**WHAT YOU ARE ASKED TO DO**
Each line in the data must be reproduced as written, except for any picture.

BEGIN

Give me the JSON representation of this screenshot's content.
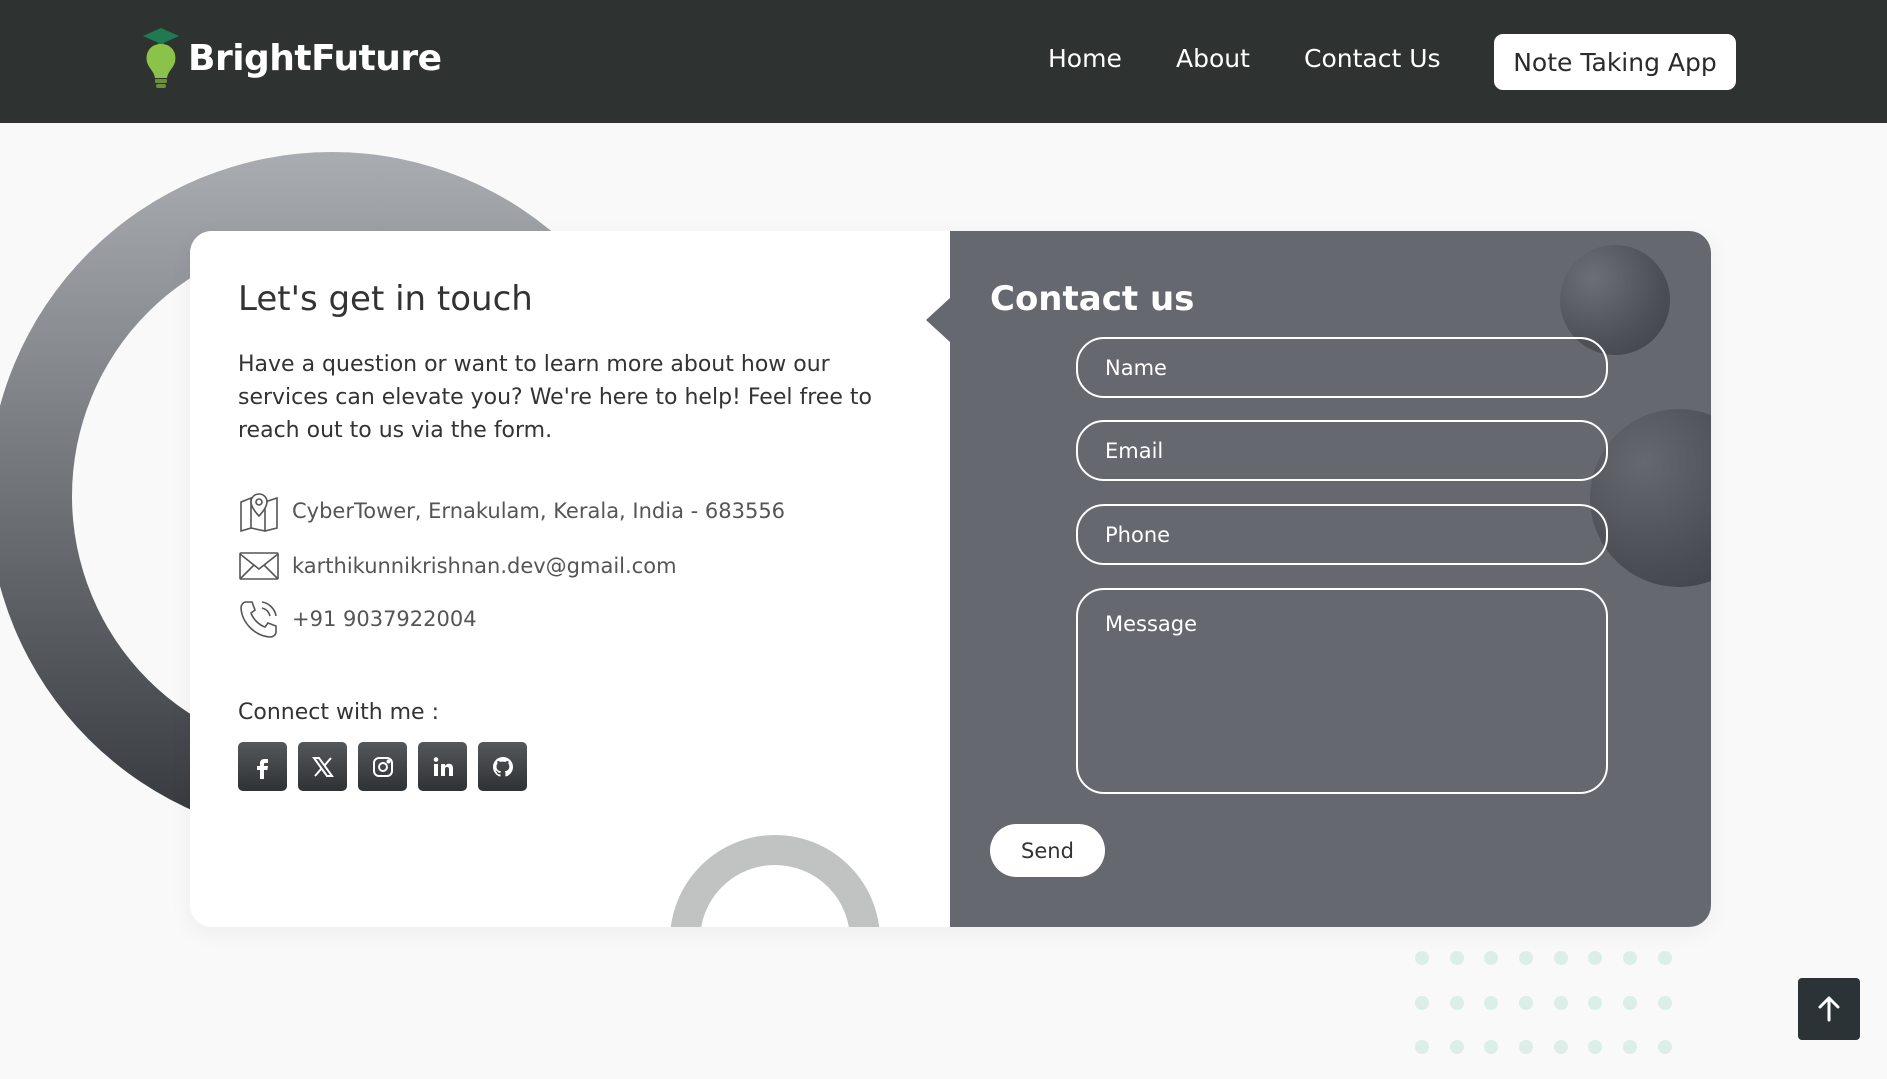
{
  "header": {
    "brand": "BrightFuture",
    "nav": {
      "home": "Home",
      "about": "About",
      "contact": "Contact Us",
      "cta": "Note Taking App"
    }
  },
  "contact_info": {
    "title": "Let's get in touch",
    "intro": "Have a question or want to learn more about how our services can elevate you? We're here to help! Feel free to reach out to us via the form.",
    "address": "CyberTower, Ernakulam, Kerala, India - 683556",
    "email": "karthikunnikrishnan.dev@gmail.com",
    "phone": "+91 9037922004",
    "connect_label": "Connect with me :",
    "socials": [
      "facebook-icon",
      "x-icon",
      "instagram-icon",
      "linkedin-icon",
      "github-icon"
    ]
  },
  "form": {
    "title": "Contact us",
    "name_placeholder": "Name",
    "email_placeholder": "Email",
    "phone_placeholder": "Phone",
    "message_placeholder": "Message",
    "send_label": "Send"
  },
  "colors": {
    "header_bg": "#2e3332",
    "form_panel": "#65686f",
    "brand_bulb": "#8bc34a",
    "dots": "#dbeee8"
  }
}
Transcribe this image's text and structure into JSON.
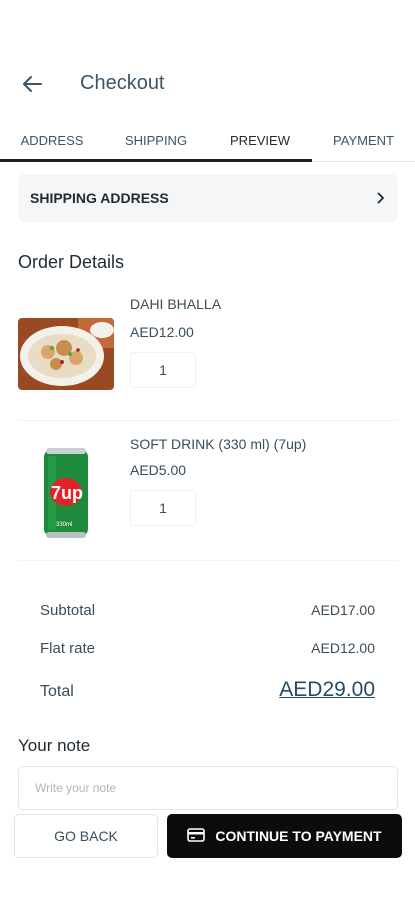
{
  "header": {
    "title": "Checkout"
  },
  "tabs": [
    {
      "label": "ADDRESS"
    },
    {
      "label": "SHIPPING"
    },
    {
      "label": "PREVIEW"
    },
    {
      "label": "PAYMENT"
    }
  ],
  "shipping_address": {
    "label": "SHIPPING ADDRESS"
  },
  "order": {
    "title": "Order Details",
    "items": [
      {
        "name": "DAHI BHALLA",
        "price": "AED12.00",
        "qty": "1"
      },
      {
        "name": "SOFT DRINK (330 ml) (7up)",
        "price": "AED5.00",
        "qty": "1"
      }
    ]
  },
  "totals": {
    "subtotal_label": "Subtotal",
    "subtotal_value": "AED17.00",
    "flat_label": "Flat rate",
    "flat_value": "AED12.00",
    "total_label": "Total",
    "total_value": "AED29.00"
  },
  "note": {
    "title": "Your note",
    "placeholder": "Write your note"
  },
  "actions": {
    "back_label": "GO BACK",
    "continue_label": "CONTINUE TO PAYMENT"
  },
  "product_image_text": {
    "can_logo": "7up",
    "can_small": "330ml"
  }
}
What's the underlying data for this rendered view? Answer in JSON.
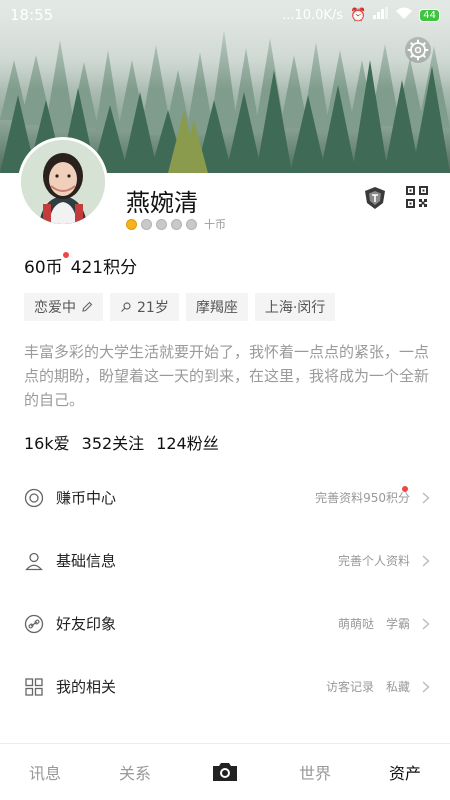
{
  "status_bar": {
    "time": "18:55",
    "network_speed": "...10.0K/s",
    "battery": "44"
  },
  "profile": {
    "name": "燕婉清",
    "level_label": "十币",
    "coins": "60币",
    "points": "421积分",
    "tags": [
      {
        "label": "恋爱中",
        "icon": "pencil-icon"
      },
      {
        "label": "21岁",
        "icon": "gender-icon"
      },
      {
        "label": "摩羯座"
      },
      {
        "label": "上海·闵行"
      }
    ],
    "bio": "丰富多彩的大学生活就要开始了，我怀着一点点的紧张，一点点的期盼，盼望着这一天的到来，在这里，我将成为一个全新的自己。",
    "stats": {
      "likes": "16k爱",
      "following": "352关注",
      "fans": "124粉丝"
    }
  },
  "menu": [
    {
      "title": "赚币中心",
      "icon": "target-icon",
      "right": [
        "完善资料950积分"
      ]
    },
    {
      "title": "基础信息",
      "icon": "person-icon",
      "right": [
        "完善个人资料"
      ]
    },
    {
      "title": "好友印象",
      "icon": "link-icon",
      "right": [
        "萌萌哒",
        "学霸"
      ]
    },
    {
      "title": "我的相关",
      "icon": "grid-icon",
      "right": [
        "访客记录",
        "私藏"
      ]
    }
  ],
  "tabs": [
    {
      "label": "讯息",
      "active": false
    },
    {
      "label": "关系",
      "active": false
    },
    {
      "label": "",
      "icon": "camera-icon"
    },
    {
      "label": "世界",
      "active": false
    },
    {
      "label": "资产",
      "active": true
    }
  ],
  "colors": {
    "accent_gold": "#f3b41e",
    "red_dot": "#f04545",
    "forest_dark": "#2f5a44"
  }
}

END

**EXERCISE ANSWER**
Give me the JSON representation of this screenshot's content.
{
  "header": {
    "brand": "BrightFuture",
    "nav": {
      "home": "Home",
      "about": "About",
      "contact": "Contact Us",
      "cta": "Note Taking App"
    }
  },
  "contact_info": {
    "title": "Let's get in touch",
    "intro": "Have a question or want to learn more about how our services can elevate you? We're here to help! Feel free to reach out to us via the form.",
    "address": "CyberTower, Ernakulam, Kerala, India - 683556",
    "email": "karthikunnikrishnan.dev@gmail.com",
    "phone": "+91 9037922004",
    "connect_label": "Connect with me :",
    "socials": [
      "facebook-icon",
      "x-icon",
      "instagram-icon",
      "linkedin-icon",
      "github-icon"
    ]
  },
  "form": {
    "title": "Contact us",
    "name_placeholder": "Name",
    "email_placeholder": "Email",
    "phone_placeholder": "Phone",
    "message_placeholder": "Message",
    "send_label": "Send"
  },
  "colors": {
    "header_bg": "#2e3332",
    "form_panel": "#65686f",
    "brand_bulb": "#8bc34a",
    "dots": "#dbeee8"
  }
}
Transcribe this image's text and structure into JSON.
{
  "header": {
    "title": "Checkout"
  },
  "tabs": [
    {
      "label": "ADDRESS"
    },
    {
      "label": "SHIPPING"
    },
    {
      "label": "PREVIEW"
    },
    {
      "label": "PAYMENT"
    }
  ],
  "shipping_address": {
    "label": "SHIPPING ADDRESS"
  },
  "order": {
    "title": "Order Details",
    "items": [
      {
        "name": "DAHI BHALLA",
        "price": "AED12.00",
        "qty": "1"
      },
      {
        "name": "SOFT DRINK (330 ml) (7up)",
        "price": "AED5.00",
        "qty": "1"
      }
    ]
  },
  "totals": {
    "subtotal_label": "Subtotal",
    "subtotal_value": "AED17.00",
    "flat_label": "Flat rate",
    "flat_value": "AED12.00",
    "total_label": "Total",
    "total_value": "AED29.00"
  },
  "note": {
    "title": "Your note",
    "placeholder": "Write your note"
  },
  "actions": {
    "back_label": "GO BACK",
    "continue_label": "CONTINUE TO PAYMENT"
  },
  "product_image_text": {
    "can_logo": "7up",
    "can_small": "330ml"
  }
}
What's the underlying data for this rendered view? Answer in JSON.
{
  "status_bar": {
    "time": "18:55",
    "network_speed": "...10.0K/s",
    "battery": "44"
  },
  "profile": {
    "name": "燕婉清",
    "level_label": "十币",
    "coins": "60币",
    "points": "421积分",
    "tags": [
      {
        "label": "恋爱中",
        "icon": "pencil-icon"
      },
      {
        "label": "21岁",
        "icon": "gender-icon"
      },
      {
        "label": "摩羯座"
      },
      {
        "label": "上海·闵行"
      }
    ],
    "bio": "丰富多彩的大学生活就要开始了，我怀着一点点的紧张，一点点的期盼，盼望着这一天的到来，在这里，我将成为一个全新的自己。",
    "stats": {
      "likes": "16k爱",
      "following": "352关注",
      "fans": "124粉丝"
    }
  },
  "menu": [
    {
      "title": "赚币中心",
      "icon": "target-icon",
      "right": [
        "完善资料950积分"
      ]
    },
    {
      "title": "基础信息",
      "icon": "person-icon",
      "right": [
        "完善个人资料"
      ]
    },
    {
      "title": "好友印象",
      "icon": "link-icon",
      "right": [
        "萌萌哒",
        "学霸"
      ]
    },
    {
      "title": "我的相关",
      "icon": "grid-icon",
      "right": [
        "访客记录",
        "私藏"
      ]
    }
  ],
  "tabs": [
    {
      "label": "讯息",
      "active": false
    },
    {
      "label": "关系",
      "active": false
    },
    {
      "label": "",
      "icon": "camera-icon"
    },
    {
      "label": "世界",
      "active": false
    },
    {
      "label": "资产",
      "active": true
    }
  ],
  "colors": {
    "accent_gold": "#f3b41e",
    "red_dot": "#f04545",
    "forest_dark": "#2f5a44"
  }
}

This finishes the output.